Work required: Repeat the entries exactly, and do not carry the pictures over.

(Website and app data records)
******************************

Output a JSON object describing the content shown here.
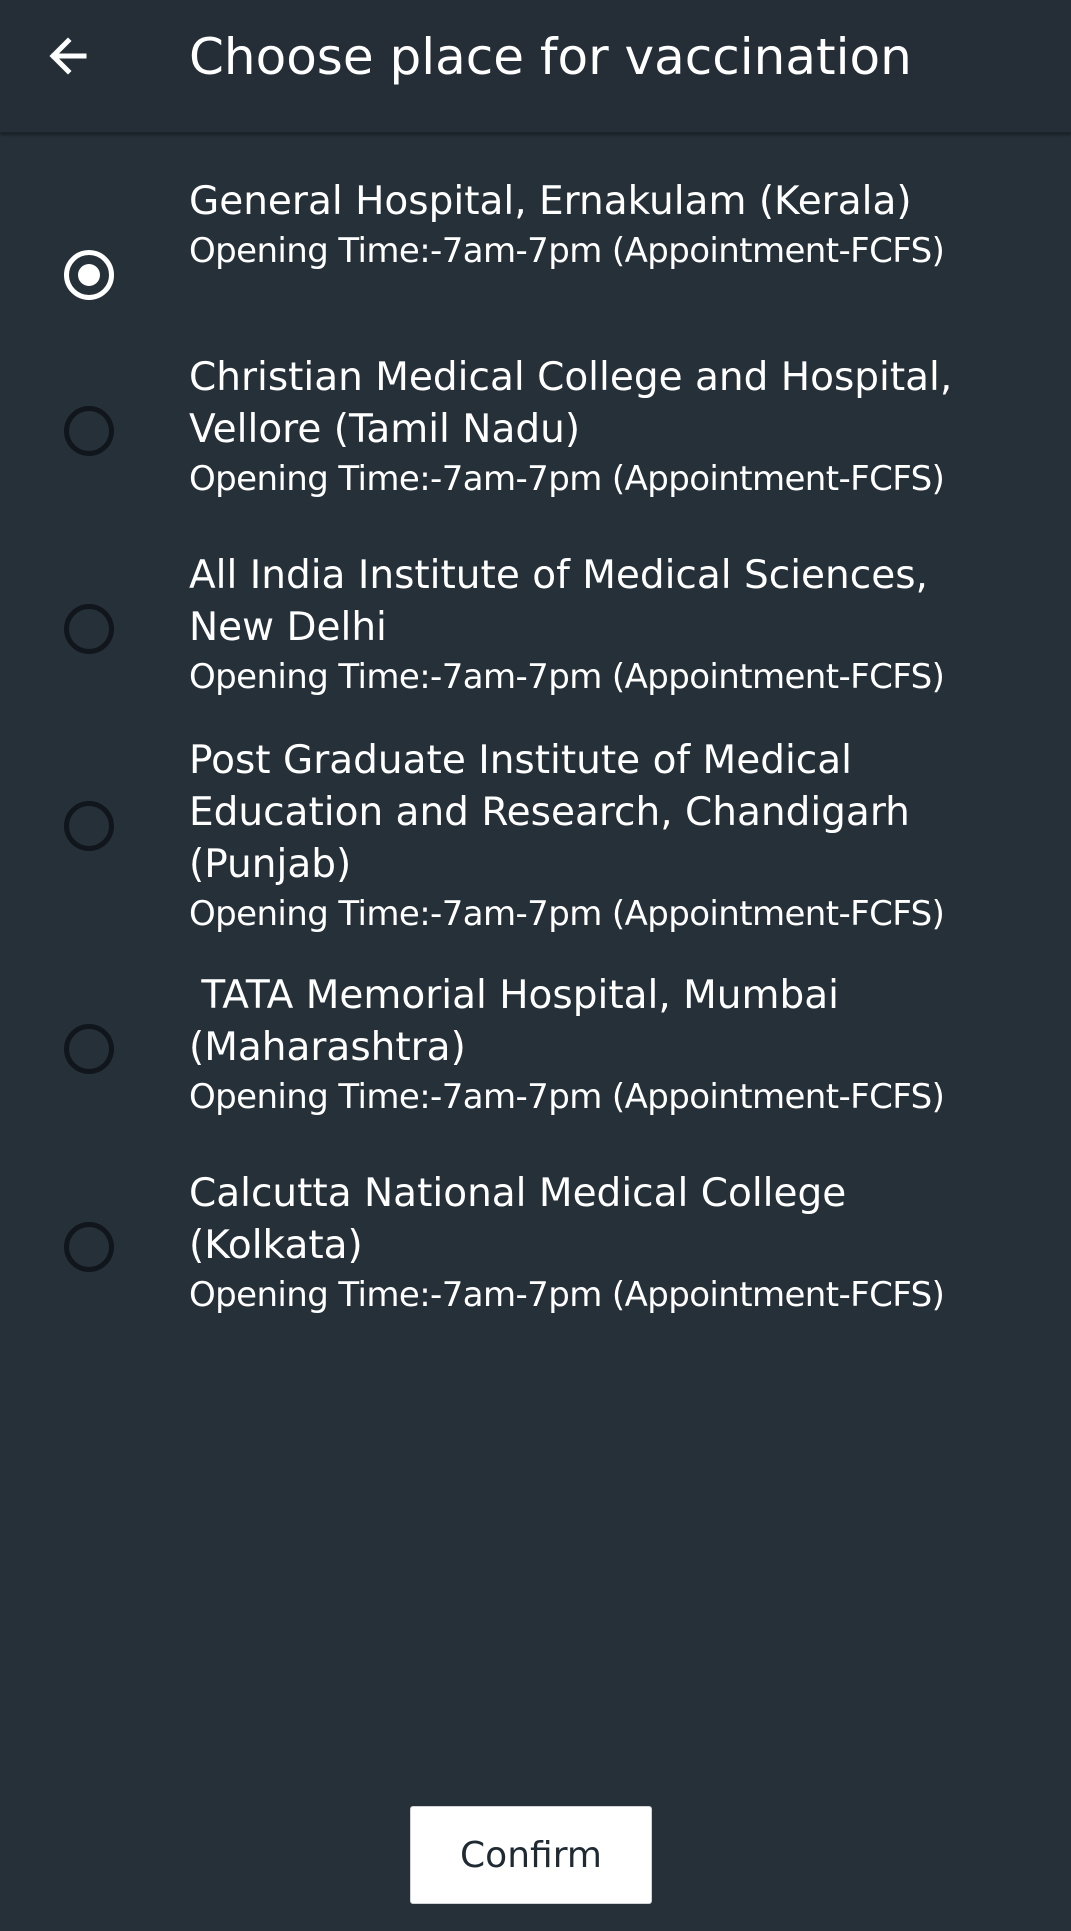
{
  "header": {
    "back_icon": "arrow-left-icon",
    "title": "Choose place for vaccination"
  },
  "options": [
    {
      "name": "General Hospital, Ernakulam (Kerala)",
      "hours": "Opening Time:-7am-7pm (Appointment-FCFS)",
      "selected": true
    },
    {
      "name": "Christian Medical College and Hospital,\nVellore (Tamil Nadu)",
      "hours": "Opening Time:-7am-7pm (Appointment-FCFS)",
      "selected": false
    },
    {
      "name": "All India Institute of Medical Sciences,\nNew Delhi",
      "hours": "Opening Time:-7am-7pm (Appointment-FCFS)",
      "selected": false
    },
    {
      "name": "Post Graduate Institute of Medical\nEducation and Research, Chandigarh\n(Punjab)",
      "hours": "Opening Time:-7am-7pm (Appointment-FCFS)",
      "selected": false
    },
    {
      "name": " TATA Memorial Hospital, Mumbai\n(Maharashtra)",
      "hours": "Opening Time:-7am-7pm (Appointment-FCFS)",
      "selected": false
    },
    {
      "name": "Calcutta National Medical College\n(Kolkata)",
      "hours": "Opening Time:-7am-7pm (Appointment-FCFS)",
      "selected": false
    }
  ],
  "confirm_label": "Confirm",
  "colors": {
    "background": "#263039",
    "text": "#ffffff",
    "radio_unchecked": "#10161b",
    "button_bg": "#ffffff",
    "button_text": "#1f2a33"
  }
}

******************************

Output:
Output a JSON object describing the content shown here.
{
  "header": {
    "back_icon": "arrow-left-icon",
    "title": "Choose place for vaccination"
  },
  "options": [
    {
      "name": "General Hospital, Ernakulam (Kerala)",
      "hours": "Opening Time:-7am-7pm (Appointment-FCFS)",
      "selected": true
    },
    {
      "name": "Christian Medical College and Hospital,\nVellore (Tamil Nadu)",
      "hours": "Opening Time:-7am-7pm (Appointment-FCFS)",
      "selected": false
    },
    {
      "name": "All India Institute of Medical Sciences,\nNew Delhi",
      "hours": "Opening Time:-7am-7pm (Appointment-FCFS)",
      "selected": false
    },
    {
      "name": "Post Graduate Institute of Medical\nEducation and Research, Chandigarh\n(Punjab)",
      "hours": "Opening Time:-7am-7pm (Appointment-FCFS)",
      "selected": false
    },
    {
      "name": " TATA Memorial Hospital, Mumbai\n(Maharashtra)",
      "hours": "Opening Time:-7am-7pm (Appointment-FCFS)",
      "selected": false
    },
    {
      "name": "Calcutta National Medical College\n(Kolkata)",
      "hours": "Opening Time:-7am-7pm (Appointment-FCFS)",
      "selected": false
    }
  ],
  "confirm_label": "Confirm",
  "colors": {
    "background": "#263039",
    "text": "#ffffff",
    "radio_unchecked": "#10161b",
    "button_bg": "#ffffff",
    "button_text": "#1f2a33"
  }
}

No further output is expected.